Google Search Console
Invalid errors will appear in red text in the console dashboard under each Enhancement.
You may still see Valid with warning errors in your GSC account. However, those are in the process of being removed. As a result, I would recommend focusing on Error/Invalid issues only.
Other tools (e.g., Screaming Frog) can assist with the validation of your current structured markup. However, we’ll stick with our Sitebulb example from above.
By clicking See Errors, Sitebulb will display the specific validation error and the number of URLs affected.
By clicking through to the URL view and then selecting an individual URL, Sitebulb will nicely display the specific item that is missing or incorrectly formatted.
Schema Markup Validator
Lastly, you can validate your structured data code using the Schema Markup Validator. This tool can be beneficial when diagnosing errors on a specific URL and validating a markup snippet of code before pushing live.
Once you’ve identified and tested for structured data errors, now’s a good time to start compiling your competitive schema gap analysis.
Competitive SERP schema gap analysis
Now the fun part begins!
Before you get started, you’ll need:
- A list of 5-10 priority keyword(s)
- An account at https://tools.sandboxweb.io/serp-analysis-tool (Note* the free version of this tool limits searches to 10/day)
Using these steps, the goal is to identify Schema markup from the entire Page 1 for your priority keyword(s) and then compare that list with the information included vs. the schema inventory you’ve collected above from your site.
Step 1: Enter a keyword and allow the tool to run. Once completed, all schema types will be nicely aggregated at the top of the page, along with the number of times each is used and some site speed metrics.
Step 2: Under each result, click the </> Schema Types tab and then the validate schema link.
Step 3: For schema types that exist on your site and your competitors, compare the attributes included by reviewing via the validation tool.

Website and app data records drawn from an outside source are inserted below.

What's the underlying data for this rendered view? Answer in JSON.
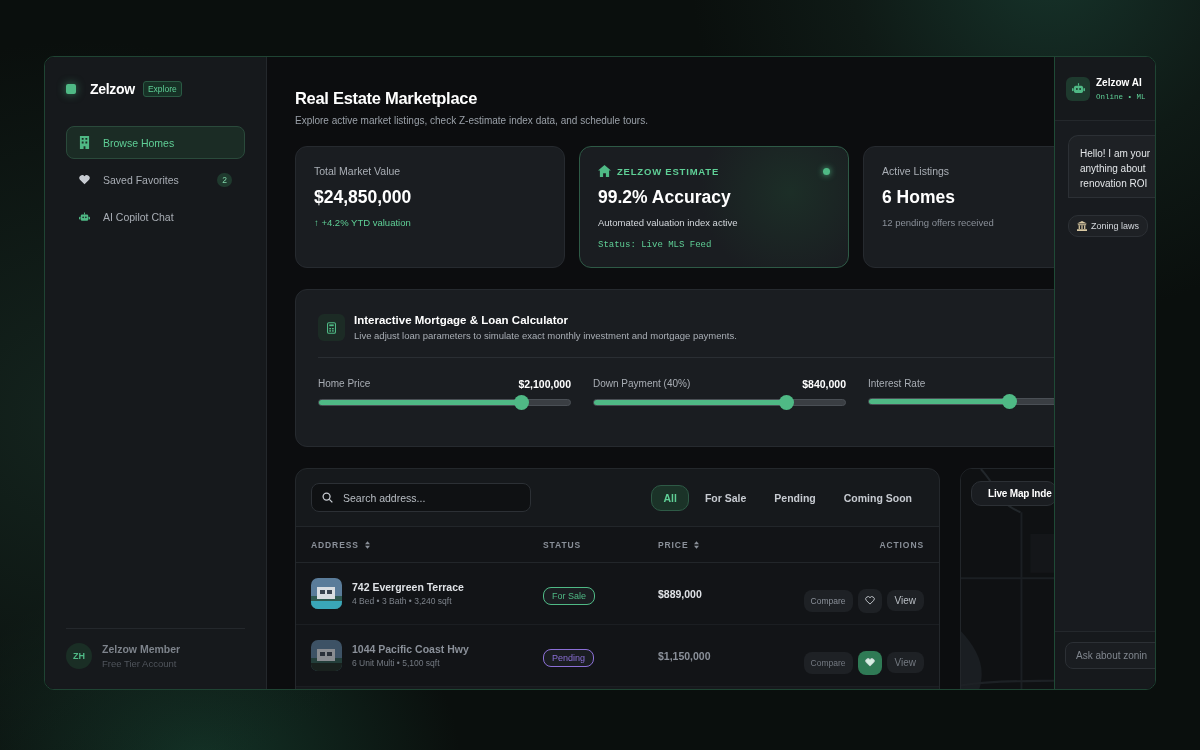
{
  "brand": {
    "name": "Zelzow",
    "badge": "Explore"
  },
  "nav": [
    {
      "label": "Browse Homes",
      "selected": true
    },
    {
      "label": "Saved Favorites",
      "selected": false,
      "count": "2"
    },
    {
      "label": "AI Copilot Chat",
      "selected": false
    }
  ],
  "user": {
    "initials": "ZH",
    "name": "Zelzow Member",
    "plan": "Free Tier Account"
  },
  "header": {
    "title": "Real Estate Marketplace",
    "subtitle": "Explore active market listings, check Z-estimate index data, and schedule tours."
  },
  "stats": [
    {
      "kind": "growth",
      "label": "Total Market Value",
      "value": "$24,850,000",
      "note": "↑ +4.2% YTD valuation"
    },
    {
      "kind": "estimate",
      "label": "ZELZOW ESTIMATE",
      "value": "99.2% Accuracy",
      "note": "Automated valuation index active",
      "status": "Status: Live MLS Feed"
    },
    {
      "kind": "count",
      "label": "Active Listings",
      "value": "6 Homes",
      "note": "12 pending offers received"
    }
  ],
  "calculator": {
    "title": "Interactive Mortgage & Loan Calculator",
    "subtitle": "Live adjust loan parameters to simulate exact monthly investment and mortgage payments.",
    "sliders": [
      {
        "label": "Home Price",
        "reading": "$2,100,000",
        "level": 0.81
      },
      {
        "label": "Down Payment (40%)",
        "reading": "$840,000",
        "level": 0.77
      },
      {
        "label": "Interest Rate",
        "level": 0.56
      }
    ]
  },
  "listings": {
    "search": {
      "placeholder": "Search address..."
    },
    "filters": [
      {
        "label": "All",
        "selected": true
      },
      {
        "label": "For Sale",
        "selected": false
      },
      {
        "label": "Pending",
        "selected": false
      },
      {
        "label": "Coming Soon",
        "selected": false
      }
    ],
    "columns": [
      {
        "label": "ADDRESS",
        "sortable": true
      },
      {
        "label": "STATUS",
        "sortable": false
      },
      {
        "label": "PRICE",
        "sortable": true
      },
      {
        "label": "ACTIONS",
        "sortable": false
      }
    ],
    "rows": [
      {
        "address": "742 Evergreen Terrace",
        "details": "4 Bed • 3 Bath • 3,240 sqft",
        "status": {
          "label": "For Sale",
          "color": "#4fb985"
        },
        "price": "$889,000",
        "compare": "Compare",
        "view": "View",
        "favorite": false,
        "dimmed": false
      },
      {
        "address": "1044 Pacific Coast Hwy",
        "details": "6 Unit Multi • 5,100 sqft",
        "status": {
          "label": "Pending",
          "color": "#8b6fd6"
        },
        "price": "$1,150,000",
        "compare": "Compare",
        "view": "View",
        "favorite": true,
        "dimmed": true
      }
    ]
  },
  "map": {
    "label": "Live Map Inde"
  },
  "chat": {
    "title": "Zelzow AI",
    "status": "Online • ML",
    "message_lines": [
      "Hello! I am your",
      "anything about",
      "renovation ROI"
    ],
    "chips": [
      {
        "label": "Zoning laws"
      }
    ],
    "input_placeholder": "Ask about zonin"
  }
}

Again, the goal here is to identify if there are opportunities to include additional detail in your existing schema markup.
The insights could range from the opportunity to add additional content to the page to simply identifying existing content that is available but not yet included in your page’s markup.

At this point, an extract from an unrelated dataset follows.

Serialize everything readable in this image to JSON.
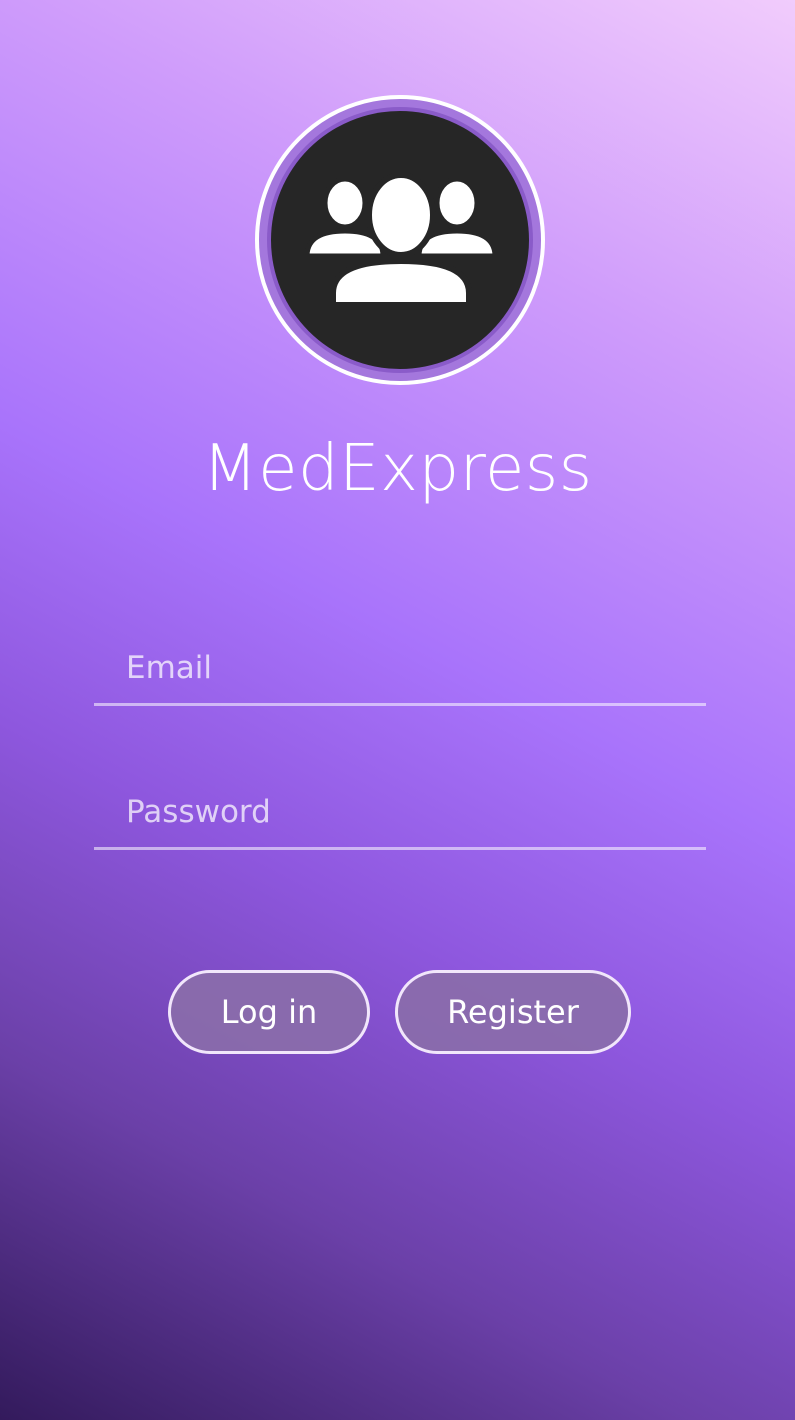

Step 4: If you are not leveraging certain schema types, these are clear opportunities to explore with your development team.
How can you implement schema markup on your website?
There are several ways to generate schema and implement it on your website. Frankly, there is no one-size-fits-all approach depending on your level of access, the size of the site, etc.
However, below, you’ll find a handful of standard tools/approaches we use at my agency.
You can implement schema markup on your website by:
- Using Google’s Structured Data Markup Helper. It’s a simple tool that lets you enter a URL and helps you tag specific elements on the page. The result is a downloadable JSON export that can be added to your site. More information can be found here.
- Don’t have access to add code, Google’s Data Highlighter might be the best option. Similar to the above, with the Data Highlighter, you can “tag” each data field with your mouse, and Google will be able to display this data in search results without adding the code itself. More information can be found here.
- Using a schema generator like this one. These tools help create the markup for you based on your inputs. Once created, the script can be added anywhere in your HTML code’s head or footer section.
- Installing a plugin if you are using WordPress as a CMS platform on your website; there are many plugins available here that will allow you to install Schema Markup easily with just one click!
Think about any schema that you can use
As Google’s understanding of entities and relationships continues to expand and improve, it is only natural that their use of schema types will continue to make their way into search results.
By exploring schema through an audit like this, you can position your site with the best opportunities to take advantage of current and future Google updates.
Opinions expressed in this article are those of the guest author and not necessarily Search Engine Land. Staff authors are listed here.